“Senator Sessions’ views are out of step with mainstream America and they are in conflict with laws throughout a majority of states,” said NORML Executive Director Erik Altieri in a statement. “We must demand that Senators on the Judiciary Committee ask this nominee whether he intends to respect the will of the voters in these states and whether he truly believes that no ‘good people’ have ever smoked pot.” The “Day of Action” included the Twitter campaign #JustSayNoToSessions:
— Derek Rosenzweig (@ozzyogkush) January 9, 2017
Since Trump’s announcement in November, Sessions has come under fire for disparaging comments he has made in the past in regard to marijuana. In the 1980s, while serving as a U.S. Attorney for the Southern District of Alabama, Sessions said he thought the Ku Klux Klan “were OK until I found out they smoked pot.” He later said those remarks were a joke. Sessions has also called marijuana reform “a tragic mistake.”
Marijuana laws around the country are loosening: more than a quarter of all Americans live in a state with either recreational or medical marijuana legalized. Most recently, on Election Day, eight states passed ballot measures to legalize recreational or medical marijuana. But at the federal level, marijuana remains an illegal substance, classified in the same group as heroin and LSD.
@NORML I called Senators Patty Murray and Maria Cantwell of Washington State. Put down your bongs, pick up your phones, and speak up
— DonSativa (@MrPandejo) January 9, 2017
Eric Holder and Loretta Lynch, the attorney general under President Barack Obama, did not aggressively enforce the federal marijuana ban at the state level. But now, as Sessions prepares to lead the Justice Department, marijuana proponents worry that he could order raids on growing facilities, and arrest dispensary owners in the name of the federal ban.
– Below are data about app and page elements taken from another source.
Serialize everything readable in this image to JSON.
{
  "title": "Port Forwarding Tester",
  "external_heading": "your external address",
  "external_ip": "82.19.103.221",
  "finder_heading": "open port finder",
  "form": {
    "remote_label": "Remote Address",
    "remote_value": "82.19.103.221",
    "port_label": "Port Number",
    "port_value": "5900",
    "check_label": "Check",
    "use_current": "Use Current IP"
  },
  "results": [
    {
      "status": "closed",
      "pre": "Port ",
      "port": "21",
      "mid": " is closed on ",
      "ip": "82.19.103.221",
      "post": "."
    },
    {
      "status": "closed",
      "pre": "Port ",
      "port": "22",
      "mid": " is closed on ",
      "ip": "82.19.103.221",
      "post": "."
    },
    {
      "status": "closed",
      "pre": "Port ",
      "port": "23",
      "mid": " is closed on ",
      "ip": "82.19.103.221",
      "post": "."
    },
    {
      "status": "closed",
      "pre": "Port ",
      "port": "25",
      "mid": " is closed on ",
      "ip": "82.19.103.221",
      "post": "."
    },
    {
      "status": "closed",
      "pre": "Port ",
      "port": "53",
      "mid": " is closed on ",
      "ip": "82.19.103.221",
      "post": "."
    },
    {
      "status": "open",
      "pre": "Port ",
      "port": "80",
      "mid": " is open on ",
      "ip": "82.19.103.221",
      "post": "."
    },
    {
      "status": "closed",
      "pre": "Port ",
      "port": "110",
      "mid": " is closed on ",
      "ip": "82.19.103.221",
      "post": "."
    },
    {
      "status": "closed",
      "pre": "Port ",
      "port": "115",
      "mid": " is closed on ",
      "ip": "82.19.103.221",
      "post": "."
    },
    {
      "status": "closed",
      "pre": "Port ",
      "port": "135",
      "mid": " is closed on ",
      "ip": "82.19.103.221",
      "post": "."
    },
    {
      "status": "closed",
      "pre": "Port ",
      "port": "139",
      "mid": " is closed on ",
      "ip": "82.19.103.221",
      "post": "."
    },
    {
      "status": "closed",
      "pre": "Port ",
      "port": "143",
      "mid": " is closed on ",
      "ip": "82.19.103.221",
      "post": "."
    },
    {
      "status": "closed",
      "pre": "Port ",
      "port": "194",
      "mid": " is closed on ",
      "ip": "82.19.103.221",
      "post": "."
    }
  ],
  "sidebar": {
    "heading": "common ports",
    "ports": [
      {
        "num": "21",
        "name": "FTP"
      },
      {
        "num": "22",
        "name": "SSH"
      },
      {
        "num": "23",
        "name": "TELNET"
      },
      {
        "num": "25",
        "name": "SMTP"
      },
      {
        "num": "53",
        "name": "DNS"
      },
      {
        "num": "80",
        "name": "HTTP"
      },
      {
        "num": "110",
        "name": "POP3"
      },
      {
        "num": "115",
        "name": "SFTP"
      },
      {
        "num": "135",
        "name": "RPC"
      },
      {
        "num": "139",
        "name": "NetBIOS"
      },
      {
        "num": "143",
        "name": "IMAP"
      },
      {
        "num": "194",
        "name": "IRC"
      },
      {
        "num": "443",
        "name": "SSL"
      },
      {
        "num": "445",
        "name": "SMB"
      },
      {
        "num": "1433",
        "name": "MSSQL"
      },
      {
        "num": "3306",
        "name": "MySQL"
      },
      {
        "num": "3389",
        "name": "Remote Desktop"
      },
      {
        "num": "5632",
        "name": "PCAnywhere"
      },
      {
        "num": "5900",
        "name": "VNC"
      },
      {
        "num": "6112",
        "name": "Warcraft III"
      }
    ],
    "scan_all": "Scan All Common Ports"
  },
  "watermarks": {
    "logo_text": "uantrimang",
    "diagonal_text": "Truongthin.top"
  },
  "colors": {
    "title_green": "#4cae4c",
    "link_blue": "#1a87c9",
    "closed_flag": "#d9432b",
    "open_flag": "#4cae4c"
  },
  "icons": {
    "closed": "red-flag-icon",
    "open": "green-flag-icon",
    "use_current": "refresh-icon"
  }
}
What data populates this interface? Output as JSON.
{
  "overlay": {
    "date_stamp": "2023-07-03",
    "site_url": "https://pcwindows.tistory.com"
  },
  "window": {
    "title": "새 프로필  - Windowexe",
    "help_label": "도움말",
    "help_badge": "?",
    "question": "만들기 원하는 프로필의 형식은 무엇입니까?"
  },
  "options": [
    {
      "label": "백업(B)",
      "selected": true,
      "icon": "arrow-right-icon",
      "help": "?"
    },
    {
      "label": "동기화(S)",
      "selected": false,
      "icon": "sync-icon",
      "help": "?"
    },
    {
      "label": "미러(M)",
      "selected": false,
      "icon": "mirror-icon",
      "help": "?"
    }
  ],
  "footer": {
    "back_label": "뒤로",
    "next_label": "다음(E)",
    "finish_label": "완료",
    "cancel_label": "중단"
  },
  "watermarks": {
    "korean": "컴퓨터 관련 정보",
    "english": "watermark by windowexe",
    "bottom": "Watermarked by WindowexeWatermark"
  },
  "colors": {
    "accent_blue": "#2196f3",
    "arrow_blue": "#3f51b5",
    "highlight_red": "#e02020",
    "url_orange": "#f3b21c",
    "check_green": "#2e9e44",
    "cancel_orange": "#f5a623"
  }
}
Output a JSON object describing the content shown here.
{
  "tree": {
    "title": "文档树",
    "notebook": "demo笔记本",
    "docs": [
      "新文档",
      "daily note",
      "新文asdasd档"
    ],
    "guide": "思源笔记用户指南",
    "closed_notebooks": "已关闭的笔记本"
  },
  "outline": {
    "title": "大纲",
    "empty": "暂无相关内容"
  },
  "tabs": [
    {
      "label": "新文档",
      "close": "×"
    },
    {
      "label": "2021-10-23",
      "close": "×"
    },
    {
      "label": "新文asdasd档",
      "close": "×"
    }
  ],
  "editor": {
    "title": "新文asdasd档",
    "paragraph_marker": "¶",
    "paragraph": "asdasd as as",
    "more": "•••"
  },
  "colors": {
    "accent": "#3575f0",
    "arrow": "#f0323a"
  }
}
While he has not made any mention of how he might enforce the federal law in regard to marijuana, Sessions will have power to clamp down if he wishes.